Electric hydraulic power units are a logical choice when faster cycles and/or many cycles are required. Also, the different possibilities with pump mounted valves for automation functions are many. The need for faster pumps is usually indicative of a larger cylinder. For this, you will need a larger oil tank - Most manufacturers offer models with a wide range of tank sizes. In fact, most manufacturers of electric power units offer many, many other options: Various types of pump and remote mounted valves, heat exchangers, roll-cages, caster wheels, LCD Read-outs for pressure, temperatures and other info, just to name a few. If your application is a common one, the needed features are likely available as a ready-made model.
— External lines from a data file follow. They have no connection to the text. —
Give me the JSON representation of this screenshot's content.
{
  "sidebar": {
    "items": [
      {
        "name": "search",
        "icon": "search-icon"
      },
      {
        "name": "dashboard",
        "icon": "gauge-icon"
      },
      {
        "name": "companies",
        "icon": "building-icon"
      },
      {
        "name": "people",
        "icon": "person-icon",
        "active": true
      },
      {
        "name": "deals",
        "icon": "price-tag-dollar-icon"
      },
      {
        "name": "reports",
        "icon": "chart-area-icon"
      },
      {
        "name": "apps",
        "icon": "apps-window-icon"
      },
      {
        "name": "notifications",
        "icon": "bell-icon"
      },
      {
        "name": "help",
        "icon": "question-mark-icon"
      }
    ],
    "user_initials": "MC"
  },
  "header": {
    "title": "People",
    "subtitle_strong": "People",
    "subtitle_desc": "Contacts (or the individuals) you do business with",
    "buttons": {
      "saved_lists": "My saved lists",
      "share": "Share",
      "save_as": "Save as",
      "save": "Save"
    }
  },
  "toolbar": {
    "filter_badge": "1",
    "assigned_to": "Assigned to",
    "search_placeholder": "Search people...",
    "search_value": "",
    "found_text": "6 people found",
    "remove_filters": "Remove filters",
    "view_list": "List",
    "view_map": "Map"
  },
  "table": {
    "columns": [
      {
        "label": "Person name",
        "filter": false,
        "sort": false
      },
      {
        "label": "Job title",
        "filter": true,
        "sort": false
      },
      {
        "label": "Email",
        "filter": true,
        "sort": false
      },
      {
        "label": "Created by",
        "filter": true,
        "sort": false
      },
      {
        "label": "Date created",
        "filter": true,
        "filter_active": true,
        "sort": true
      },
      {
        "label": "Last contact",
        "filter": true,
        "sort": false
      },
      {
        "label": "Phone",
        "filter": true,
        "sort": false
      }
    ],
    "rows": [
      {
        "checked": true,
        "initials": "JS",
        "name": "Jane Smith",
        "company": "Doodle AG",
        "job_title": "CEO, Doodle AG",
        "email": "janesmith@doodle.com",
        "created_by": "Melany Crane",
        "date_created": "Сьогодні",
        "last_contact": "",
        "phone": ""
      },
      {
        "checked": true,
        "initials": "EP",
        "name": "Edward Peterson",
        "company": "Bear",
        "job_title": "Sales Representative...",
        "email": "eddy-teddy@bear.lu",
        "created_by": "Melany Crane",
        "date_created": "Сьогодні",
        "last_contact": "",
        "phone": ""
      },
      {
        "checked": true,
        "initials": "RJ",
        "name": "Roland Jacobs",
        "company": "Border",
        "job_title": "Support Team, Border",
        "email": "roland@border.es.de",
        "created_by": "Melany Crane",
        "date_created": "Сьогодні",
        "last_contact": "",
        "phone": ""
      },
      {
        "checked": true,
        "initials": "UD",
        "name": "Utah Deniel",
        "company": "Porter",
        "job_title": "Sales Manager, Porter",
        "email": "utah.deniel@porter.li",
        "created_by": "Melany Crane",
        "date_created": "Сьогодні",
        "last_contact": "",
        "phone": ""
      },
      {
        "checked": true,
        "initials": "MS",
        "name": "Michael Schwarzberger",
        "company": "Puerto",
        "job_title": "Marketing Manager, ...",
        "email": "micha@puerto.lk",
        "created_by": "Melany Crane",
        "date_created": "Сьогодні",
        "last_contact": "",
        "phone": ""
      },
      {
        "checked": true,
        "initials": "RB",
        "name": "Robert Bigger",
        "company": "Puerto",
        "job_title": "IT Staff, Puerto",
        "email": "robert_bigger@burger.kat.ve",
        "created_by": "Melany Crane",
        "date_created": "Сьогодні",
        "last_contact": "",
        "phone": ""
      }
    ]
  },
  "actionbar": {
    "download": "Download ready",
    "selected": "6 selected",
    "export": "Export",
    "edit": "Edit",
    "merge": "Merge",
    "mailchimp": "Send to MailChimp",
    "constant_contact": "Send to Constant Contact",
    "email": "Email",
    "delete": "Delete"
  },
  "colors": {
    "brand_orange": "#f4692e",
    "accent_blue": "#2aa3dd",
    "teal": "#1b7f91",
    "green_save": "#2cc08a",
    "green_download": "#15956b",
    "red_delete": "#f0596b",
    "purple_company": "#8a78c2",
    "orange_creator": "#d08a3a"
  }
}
If your application requires a very specific set of requirements that you aren"t finding in a ready-made unit you may want to consider custom ordering by using Enerpac"s Ordering Matrix here. An immportant consideration when running electric pumps with generators: Be careful of underpowered gas generators and welders, extension cords that are too long and/or too small of a gauge.

Gasoline engine powered units are a life-saver for remote location work where electricity is not available or is inadequate to safely operate an electric pump without damaging it Gas powered units are well suited for railroad maintenance away crews, bridge and building maintenance, foundation repair, mobile tire presses and more.

How fast does your application require your cylinder to move? Consider a safe speed when lifting or other sensitive operations. Having the option of controlling speed when the application might require faster speeds at some points then a slower speed at another is ideal. Easily calculate the speed of your pump and cylinder combination with this handy speed chart.

Decide whether you"ll need double acting (power advance/power return) or single-acting (power advance/spring or gravity return). Either of these two types still leaves you with other options like advance/hold/retract, advance/retract or advance/dump. These are the most common valve types requested. The options beyond these we will cover in another blog article. Here"s an excellent guide from Powerteam on choosing the right valve to help you understand all the valve types and possible applications.

Find the specs - Most manufacturers have every spec you could need to know published in catalogs and on the web, many can be found here on GustinInc.com. You can also calculate the volume of your cylinder with this calculator here. Never chose your reservoir size too closely to the size of your cylinders. Having a larger tank is almost always better for a couple reasons: 1. Over time hydraulics leak. They often leak slowly enough that it makes it hard to detect or easier to ignore. If you run the tank dry, you can introduce air into the pump element and cause the damaging scenario of cavitation in any high RPM unit. 2. Heat. The larger the oil tank, the easier it is to dissipate the heat developed by higher pressure and continuous use. With double-acting cylinders, consider in your calculations the oil on the top side of the piston that returns back to the tank as the piston is extended.

These are the basics, the questions we get most often that can head you in the right direction to making the best choice for a power unit to actuate your hydraulic cylinders. As always, if you still aren"t sure after your investigations, ask an expert. Don"t risk life or limb on a best guess. Working any hydraulic system out properly can save time, money, more money for added repairs due to poorly designed set-up. Most importantly, a well-designed system can improve work environment safety.